> _EXERCISE_
From the entries that follow, list every line in which the string "content" appears.

[EXTRACTED DATA — start]

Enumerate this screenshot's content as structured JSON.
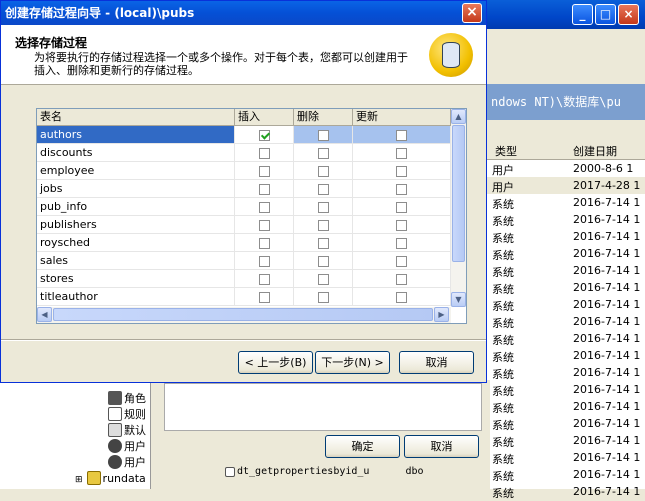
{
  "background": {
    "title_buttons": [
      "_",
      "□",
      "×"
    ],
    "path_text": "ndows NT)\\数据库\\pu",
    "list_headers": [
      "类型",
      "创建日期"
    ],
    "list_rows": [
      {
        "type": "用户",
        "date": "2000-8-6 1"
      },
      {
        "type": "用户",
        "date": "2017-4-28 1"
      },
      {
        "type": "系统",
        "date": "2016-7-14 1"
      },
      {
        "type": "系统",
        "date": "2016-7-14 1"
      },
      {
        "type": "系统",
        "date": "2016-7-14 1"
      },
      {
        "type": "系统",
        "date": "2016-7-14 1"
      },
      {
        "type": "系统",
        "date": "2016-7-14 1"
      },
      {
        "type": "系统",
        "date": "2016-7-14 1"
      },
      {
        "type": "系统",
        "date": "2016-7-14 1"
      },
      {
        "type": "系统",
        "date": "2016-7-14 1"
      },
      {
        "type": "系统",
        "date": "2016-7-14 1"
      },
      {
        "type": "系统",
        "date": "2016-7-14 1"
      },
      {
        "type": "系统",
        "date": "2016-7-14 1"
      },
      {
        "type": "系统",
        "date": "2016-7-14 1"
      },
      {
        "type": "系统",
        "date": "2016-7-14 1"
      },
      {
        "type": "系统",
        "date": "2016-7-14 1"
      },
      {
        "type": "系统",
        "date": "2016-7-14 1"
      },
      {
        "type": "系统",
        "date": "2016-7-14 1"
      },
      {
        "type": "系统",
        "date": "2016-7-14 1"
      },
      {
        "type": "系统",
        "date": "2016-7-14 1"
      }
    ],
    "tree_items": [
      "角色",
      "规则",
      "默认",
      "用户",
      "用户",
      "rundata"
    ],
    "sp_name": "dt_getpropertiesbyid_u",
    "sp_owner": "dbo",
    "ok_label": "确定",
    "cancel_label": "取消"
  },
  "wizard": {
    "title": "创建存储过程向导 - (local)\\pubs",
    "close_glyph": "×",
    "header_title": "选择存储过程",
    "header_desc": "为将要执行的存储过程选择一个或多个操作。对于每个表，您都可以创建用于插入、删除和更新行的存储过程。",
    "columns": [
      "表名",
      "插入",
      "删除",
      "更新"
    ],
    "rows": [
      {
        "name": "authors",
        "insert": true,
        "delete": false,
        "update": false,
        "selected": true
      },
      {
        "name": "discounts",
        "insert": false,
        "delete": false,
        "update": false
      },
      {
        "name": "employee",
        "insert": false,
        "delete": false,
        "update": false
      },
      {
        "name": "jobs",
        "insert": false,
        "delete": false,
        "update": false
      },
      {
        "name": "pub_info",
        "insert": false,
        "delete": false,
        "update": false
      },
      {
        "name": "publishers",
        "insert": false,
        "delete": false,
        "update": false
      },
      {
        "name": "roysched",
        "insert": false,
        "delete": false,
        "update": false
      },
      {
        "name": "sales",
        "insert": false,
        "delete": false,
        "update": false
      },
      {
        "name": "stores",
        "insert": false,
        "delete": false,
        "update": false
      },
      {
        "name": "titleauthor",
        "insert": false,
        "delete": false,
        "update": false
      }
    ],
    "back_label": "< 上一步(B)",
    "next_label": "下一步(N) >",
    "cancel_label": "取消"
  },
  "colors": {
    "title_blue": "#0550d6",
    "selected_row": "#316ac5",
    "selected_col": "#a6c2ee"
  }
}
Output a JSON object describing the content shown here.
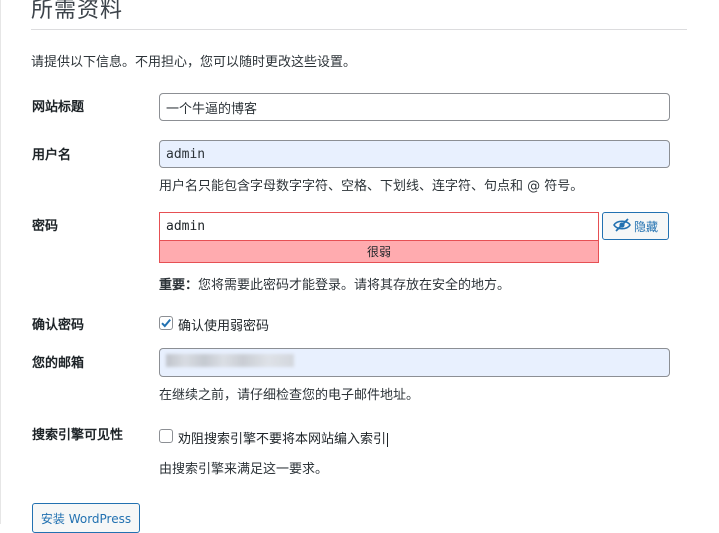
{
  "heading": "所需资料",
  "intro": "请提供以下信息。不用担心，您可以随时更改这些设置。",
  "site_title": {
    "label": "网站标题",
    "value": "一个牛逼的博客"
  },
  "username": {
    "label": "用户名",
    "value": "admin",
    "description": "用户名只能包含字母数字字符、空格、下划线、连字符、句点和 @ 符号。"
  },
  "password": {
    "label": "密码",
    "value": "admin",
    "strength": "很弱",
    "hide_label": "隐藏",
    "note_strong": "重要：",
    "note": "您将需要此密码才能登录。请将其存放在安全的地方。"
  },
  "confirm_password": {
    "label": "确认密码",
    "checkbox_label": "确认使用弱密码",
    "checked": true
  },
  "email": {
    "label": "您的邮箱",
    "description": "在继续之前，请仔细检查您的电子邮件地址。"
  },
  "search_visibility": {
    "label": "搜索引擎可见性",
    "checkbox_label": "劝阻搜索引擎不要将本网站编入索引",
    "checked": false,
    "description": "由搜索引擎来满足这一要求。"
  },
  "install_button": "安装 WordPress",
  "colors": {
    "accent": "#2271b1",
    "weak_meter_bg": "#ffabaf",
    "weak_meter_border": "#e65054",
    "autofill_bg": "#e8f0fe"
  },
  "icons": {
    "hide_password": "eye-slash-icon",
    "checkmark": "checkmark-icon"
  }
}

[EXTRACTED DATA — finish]
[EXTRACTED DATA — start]

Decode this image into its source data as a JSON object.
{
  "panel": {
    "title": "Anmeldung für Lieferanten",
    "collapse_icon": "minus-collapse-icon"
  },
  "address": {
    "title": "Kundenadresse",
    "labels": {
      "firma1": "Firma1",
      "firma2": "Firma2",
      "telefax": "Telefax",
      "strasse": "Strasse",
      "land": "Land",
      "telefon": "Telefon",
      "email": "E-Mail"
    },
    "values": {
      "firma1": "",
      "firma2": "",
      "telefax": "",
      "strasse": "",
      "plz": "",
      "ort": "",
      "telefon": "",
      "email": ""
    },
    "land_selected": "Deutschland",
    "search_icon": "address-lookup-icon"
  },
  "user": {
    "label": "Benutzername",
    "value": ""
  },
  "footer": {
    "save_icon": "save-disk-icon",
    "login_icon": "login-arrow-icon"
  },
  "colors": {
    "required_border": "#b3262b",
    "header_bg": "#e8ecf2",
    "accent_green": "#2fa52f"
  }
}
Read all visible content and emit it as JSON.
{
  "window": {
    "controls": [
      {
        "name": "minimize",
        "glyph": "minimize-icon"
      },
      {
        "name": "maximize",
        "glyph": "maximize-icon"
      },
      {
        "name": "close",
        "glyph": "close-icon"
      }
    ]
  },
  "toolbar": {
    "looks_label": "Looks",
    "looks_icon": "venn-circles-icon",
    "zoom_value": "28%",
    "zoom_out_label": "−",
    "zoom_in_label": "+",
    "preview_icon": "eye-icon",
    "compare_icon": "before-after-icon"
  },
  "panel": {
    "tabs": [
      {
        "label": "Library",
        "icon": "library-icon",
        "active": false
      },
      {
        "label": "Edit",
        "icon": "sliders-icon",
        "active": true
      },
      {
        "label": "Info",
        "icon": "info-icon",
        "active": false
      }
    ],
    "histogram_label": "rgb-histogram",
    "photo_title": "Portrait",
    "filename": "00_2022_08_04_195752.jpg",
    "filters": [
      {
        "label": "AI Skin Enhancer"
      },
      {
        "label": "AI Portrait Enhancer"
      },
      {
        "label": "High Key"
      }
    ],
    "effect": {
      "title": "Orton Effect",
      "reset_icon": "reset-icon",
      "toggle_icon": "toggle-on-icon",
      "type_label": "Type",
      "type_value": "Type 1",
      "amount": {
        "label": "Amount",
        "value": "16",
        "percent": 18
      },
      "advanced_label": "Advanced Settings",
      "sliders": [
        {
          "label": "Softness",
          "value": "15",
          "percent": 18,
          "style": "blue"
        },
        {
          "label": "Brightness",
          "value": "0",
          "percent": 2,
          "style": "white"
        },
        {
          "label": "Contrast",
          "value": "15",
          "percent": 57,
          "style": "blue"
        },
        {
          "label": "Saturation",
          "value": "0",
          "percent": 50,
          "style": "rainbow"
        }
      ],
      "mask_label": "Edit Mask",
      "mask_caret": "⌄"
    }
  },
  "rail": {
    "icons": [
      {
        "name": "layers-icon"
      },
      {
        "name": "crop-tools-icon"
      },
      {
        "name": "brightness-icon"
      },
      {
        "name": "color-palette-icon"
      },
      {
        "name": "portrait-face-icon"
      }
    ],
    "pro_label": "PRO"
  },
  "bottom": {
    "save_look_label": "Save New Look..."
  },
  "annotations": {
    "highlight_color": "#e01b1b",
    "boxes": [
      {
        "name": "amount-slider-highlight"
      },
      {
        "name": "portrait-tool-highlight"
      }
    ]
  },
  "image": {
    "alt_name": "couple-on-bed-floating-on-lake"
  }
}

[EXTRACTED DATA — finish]

> _SOLVED PROBLEM_
Enumerate this screenshot's content as structured JSON.
Output a JSON object describing the content shown here.
Read all visible content and emit it as JSON.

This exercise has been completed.